■ **Data in this exercise**
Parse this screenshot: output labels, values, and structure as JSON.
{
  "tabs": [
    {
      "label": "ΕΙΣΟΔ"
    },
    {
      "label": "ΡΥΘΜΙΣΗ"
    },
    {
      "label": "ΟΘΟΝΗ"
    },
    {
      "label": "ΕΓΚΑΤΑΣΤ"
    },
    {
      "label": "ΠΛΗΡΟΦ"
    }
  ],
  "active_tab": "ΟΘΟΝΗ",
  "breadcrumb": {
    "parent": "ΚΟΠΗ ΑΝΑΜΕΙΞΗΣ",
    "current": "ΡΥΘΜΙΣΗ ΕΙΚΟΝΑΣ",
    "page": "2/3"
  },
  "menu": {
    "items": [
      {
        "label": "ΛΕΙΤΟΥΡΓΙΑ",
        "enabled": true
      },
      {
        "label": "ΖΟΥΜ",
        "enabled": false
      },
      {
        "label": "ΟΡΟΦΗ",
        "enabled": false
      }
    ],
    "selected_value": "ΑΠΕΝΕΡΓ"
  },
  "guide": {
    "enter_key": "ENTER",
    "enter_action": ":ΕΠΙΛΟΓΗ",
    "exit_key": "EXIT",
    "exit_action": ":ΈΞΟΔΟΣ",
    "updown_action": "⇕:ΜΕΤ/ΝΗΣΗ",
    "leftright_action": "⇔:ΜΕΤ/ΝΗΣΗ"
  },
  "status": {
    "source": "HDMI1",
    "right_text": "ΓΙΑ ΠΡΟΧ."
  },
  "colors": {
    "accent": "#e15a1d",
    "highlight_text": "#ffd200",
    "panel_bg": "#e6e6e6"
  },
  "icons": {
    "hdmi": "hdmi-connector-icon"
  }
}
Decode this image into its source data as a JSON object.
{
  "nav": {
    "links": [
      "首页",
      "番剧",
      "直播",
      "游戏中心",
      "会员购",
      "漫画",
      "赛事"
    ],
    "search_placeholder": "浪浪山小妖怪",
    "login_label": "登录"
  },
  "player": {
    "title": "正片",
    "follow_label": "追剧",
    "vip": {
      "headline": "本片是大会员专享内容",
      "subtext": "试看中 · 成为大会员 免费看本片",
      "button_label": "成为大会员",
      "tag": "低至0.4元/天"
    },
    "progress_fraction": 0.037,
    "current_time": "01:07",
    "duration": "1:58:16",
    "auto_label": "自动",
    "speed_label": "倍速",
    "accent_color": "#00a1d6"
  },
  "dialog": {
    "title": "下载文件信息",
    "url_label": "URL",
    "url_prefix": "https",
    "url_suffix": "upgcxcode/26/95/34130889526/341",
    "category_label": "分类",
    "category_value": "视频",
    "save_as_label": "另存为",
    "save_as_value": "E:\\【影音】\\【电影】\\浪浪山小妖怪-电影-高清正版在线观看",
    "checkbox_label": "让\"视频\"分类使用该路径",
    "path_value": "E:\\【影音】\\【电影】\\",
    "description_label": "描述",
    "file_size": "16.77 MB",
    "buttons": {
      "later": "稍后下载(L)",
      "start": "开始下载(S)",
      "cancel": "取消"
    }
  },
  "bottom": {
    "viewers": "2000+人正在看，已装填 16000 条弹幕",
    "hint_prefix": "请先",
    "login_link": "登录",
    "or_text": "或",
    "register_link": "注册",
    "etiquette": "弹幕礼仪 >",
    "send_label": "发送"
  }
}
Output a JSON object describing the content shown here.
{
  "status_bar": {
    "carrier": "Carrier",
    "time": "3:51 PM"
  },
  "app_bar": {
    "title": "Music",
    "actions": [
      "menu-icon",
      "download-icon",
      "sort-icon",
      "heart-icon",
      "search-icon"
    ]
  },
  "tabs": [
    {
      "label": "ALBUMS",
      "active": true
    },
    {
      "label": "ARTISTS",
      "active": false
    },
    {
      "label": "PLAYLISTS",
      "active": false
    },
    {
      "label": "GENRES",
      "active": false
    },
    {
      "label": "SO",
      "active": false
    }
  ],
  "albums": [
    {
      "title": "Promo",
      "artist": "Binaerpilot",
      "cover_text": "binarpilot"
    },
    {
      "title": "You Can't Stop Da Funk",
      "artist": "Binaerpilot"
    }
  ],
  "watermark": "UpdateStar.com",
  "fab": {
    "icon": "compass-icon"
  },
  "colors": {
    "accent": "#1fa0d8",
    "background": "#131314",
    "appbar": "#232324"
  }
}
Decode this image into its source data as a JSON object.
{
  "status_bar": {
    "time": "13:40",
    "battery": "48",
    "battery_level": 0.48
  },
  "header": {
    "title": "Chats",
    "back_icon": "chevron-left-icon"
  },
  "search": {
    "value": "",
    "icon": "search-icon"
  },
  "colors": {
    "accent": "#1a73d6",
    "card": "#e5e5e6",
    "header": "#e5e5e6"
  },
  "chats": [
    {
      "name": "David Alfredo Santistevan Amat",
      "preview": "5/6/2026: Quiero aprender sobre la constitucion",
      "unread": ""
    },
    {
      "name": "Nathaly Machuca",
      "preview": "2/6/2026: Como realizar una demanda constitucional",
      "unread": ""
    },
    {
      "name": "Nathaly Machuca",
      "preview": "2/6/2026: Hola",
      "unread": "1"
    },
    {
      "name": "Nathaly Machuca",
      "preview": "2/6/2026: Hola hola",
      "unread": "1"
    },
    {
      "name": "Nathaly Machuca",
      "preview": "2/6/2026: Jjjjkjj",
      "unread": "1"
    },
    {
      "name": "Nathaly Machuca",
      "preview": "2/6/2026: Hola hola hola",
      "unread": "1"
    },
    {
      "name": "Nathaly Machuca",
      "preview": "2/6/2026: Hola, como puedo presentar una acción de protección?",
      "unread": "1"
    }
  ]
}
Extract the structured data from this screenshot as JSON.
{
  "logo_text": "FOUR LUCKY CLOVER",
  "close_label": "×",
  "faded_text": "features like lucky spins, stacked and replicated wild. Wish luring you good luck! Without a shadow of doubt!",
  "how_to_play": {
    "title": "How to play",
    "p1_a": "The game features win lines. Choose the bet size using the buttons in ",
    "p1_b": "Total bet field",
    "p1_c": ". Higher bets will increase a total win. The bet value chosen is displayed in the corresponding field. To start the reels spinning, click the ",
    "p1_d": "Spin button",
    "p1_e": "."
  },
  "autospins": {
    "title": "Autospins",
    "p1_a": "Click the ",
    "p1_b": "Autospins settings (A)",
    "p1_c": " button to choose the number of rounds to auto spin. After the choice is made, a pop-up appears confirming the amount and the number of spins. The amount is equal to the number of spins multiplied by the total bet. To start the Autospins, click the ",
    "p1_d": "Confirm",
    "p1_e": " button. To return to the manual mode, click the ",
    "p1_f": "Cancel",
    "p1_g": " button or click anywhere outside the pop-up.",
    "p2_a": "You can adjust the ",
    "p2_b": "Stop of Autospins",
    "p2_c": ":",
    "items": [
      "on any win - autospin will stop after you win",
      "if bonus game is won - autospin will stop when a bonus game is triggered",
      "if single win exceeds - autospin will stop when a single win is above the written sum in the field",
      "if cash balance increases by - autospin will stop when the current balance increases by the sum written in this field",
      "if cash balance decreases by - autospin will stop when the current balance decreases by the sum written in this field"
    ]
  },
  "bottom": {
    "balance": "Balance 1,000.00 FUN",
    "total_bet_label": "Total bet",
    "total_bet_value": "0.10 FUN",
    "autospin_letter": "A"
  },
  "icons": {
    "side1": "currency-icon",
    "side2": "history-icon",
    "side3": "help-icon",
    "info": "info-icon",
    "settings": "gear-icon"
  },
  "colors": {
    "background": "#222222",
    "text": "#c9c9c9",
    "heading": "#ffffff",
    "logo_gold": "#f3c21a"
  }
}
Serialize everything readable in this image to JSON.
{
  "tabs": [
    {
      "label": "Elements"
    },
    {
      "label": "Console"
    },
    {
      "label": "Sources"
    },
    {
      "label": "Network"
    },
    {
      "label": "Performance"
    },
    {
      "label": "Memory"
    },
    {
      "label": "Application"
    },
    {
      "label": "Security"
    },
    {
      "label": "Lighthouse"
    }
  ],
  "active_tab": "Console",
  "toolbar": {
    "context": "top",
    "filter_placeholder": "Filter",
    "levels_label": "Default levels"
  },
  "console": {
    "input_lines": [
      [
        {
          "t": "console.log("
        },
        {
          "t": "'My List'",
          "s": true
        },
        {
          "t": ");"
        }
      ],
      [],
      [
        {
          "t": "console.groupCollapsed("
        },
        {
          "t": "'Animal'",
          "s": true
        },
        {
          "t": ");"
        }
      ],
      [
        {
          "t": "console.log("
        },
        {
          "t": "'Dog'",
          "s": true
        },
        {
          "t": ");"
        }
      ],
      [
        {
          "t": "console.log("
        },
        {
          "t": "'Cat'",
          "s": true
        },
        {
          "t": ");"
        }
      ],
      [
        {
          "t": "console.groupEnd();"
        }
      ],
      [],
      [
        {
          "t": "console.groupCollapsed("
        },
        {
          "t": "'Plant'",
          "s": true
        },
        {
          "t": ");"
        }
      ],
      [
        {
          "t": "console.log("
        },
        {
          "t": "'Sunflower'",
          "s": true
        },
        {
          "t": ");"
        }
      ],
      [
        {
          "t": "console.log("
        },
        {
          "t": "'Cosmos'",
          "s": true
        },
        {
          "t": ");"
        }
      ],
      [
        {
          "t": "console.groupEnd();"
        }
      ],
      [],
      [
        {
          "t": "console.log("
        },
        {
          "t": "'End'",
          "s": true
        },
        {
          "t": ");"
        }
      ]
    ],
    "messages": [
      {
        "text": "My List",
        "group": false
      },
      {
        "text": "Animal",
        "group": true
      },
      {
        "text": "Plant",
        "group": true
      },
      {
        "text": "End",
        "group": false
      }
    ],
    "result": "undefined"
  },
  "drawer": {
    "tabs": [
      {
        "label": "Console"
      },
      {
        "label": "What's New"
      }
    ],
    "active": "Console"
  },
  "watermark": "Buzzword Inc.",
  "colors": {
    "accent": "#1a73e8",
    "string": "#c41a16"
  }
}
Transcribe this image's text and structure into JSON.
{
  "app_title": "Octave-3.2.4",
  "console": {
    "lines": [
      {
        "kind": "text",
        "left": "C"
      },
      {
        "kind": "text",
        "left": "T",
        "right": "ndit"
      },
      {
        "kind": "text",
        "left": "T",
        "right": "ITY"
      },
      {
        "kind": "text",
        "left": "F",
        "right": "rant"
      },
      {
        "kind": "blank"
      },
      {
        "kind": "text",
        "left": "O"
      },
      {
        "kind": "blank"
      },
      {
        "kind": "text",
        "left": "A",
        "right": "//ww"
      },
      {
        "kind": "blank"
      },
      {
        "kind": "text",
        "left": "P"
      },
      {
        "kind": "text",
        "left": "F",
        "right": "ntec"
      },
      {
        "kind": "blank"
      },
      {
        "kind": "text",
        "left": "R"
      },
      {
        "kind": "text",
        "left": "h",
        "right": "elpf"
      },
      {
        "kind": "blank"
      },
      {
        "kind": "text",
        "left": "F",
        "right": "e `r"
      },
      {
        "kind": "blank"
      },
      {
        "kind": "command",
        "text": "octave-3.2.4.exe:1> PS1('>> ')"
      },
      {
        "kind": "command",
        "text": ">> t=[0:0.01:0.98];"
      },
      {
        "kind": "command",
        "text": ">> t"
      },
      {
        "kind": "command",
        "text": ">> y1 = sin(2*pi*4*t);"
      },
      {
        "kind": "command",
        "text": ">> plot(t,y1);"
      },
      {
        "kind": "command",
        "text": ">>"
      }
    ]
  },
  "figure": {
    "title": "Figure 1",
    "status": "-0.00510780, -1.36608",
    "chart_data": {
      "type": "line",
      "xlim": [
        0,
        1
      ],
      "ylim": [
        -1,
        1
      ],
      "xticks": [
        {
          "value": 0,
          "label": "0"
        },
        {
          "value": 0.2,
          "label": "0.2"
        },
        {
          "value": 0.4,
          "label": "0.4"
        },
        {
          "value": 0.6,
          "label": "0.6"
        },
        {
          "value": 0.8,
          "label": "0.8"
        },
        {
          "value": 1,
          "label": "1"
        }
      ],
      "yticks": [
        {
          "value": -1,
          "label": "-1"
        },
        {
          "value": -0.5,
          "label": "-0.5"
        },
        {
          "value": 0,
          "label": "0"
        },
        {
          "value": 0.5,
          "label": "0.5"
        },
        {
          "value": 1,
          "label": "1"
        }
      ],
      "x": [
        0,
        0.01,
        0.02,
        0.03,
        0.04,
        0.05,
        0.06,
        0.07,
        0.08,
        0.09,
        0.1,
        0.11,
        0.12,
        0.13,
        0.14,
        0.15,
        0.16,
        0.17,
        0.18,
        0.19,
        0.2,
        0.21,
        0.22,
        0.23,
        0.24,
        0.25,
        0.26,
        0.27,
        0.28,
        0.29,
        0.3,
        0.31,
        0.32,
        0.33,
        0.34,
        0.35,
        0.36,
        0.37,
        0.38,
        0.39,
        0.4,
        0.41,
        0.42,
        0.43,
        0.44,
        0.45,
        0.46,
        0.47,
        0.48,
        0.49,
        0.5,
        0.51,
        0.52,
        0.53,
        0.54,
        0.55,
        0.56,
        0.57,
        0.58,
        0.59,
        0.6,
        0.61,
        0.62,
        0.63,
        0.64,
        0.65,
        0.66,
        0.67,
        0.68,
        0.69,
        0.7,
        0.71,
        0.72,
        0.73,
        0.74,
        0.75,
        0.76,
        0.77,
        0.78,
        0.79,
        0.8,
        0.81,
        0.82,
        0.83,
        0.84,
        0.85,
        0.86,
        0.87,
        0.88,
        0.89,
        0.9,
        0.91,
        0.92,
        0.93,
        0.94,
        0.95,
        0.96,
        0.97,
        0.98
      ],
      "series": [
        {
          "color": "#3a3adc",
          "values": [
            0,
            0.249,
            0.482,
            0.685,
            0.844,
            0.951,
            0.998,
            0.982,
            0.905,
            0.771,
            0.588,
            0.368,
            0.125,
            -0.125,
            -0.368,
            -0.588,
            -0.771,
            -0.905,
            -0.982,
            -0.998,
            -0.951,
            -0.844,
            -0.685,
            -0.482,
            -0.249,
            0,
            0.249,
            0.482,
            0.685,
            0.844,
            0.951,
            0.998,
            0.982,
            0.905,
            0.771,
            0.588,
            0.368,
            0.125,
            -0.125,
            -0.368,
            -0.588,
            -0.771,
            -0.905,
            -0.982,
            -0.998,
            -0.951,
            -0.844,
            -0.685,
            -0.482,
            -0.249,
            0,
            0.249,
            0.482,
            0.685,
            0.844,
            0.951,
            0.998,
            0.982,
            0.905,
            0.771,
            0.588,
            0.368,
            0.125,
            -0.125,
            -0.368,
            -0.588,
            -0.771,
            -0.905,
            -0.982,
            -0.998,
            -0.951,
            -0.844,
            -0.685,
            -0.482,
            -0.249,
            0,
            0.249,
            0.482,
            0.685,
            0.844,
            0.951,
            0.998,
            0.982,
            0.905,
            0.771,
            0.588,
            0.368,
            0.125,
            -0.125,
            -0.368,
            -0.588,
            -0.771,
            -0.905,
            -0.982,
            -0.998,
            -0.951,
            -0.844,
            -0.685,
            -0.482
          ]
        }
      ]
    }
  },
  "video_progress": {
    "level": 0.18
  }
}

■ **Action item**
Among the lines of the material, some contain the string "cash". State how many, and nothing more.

■ **Response**
2